*** DATASET RECORDS
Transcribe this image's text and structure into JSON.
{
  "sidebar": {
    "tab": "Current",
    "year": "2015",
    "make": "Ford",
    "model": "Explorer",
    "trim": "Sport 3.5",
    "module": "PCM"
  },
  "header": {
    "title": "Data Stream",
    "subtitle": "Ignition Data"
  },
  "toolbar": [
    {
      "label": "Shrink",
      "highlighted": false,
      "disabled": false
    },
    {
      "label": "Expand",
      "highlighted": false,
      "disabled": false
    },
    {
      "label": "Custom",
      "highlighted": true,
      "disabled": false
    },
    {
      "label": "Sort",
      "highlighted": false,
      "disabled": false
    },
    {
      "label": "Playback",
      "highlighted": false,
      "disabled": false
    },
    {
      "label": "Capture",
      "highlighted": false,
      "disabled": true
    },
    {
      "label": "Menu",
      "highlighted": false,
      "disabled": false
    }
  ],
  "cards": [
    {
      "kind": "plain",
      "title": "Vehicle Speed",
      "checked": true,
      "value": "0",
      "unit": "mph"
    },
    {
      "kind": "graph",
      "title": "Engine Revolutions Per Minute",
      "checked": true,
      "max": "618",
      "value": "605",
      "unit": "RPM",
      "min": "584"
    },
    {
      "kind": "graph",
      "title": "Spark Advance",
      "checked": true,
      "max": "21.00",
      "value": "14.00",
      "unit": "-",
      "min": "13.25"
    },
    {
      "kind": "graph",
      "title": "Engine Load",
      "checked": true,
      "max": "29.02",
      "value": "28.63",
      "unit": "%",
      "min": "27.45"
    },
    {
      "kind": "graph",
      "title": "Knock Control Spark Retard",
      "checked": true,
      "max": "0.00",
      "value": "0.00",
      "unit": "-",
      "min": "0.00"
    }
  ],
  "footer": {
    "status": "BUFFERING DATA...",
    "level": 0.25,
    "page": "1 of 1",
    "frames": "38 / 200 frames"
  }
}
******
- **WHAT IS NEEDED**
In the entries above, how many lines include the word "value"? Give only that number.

- **SOLUTION TO THE EXERCISE**
5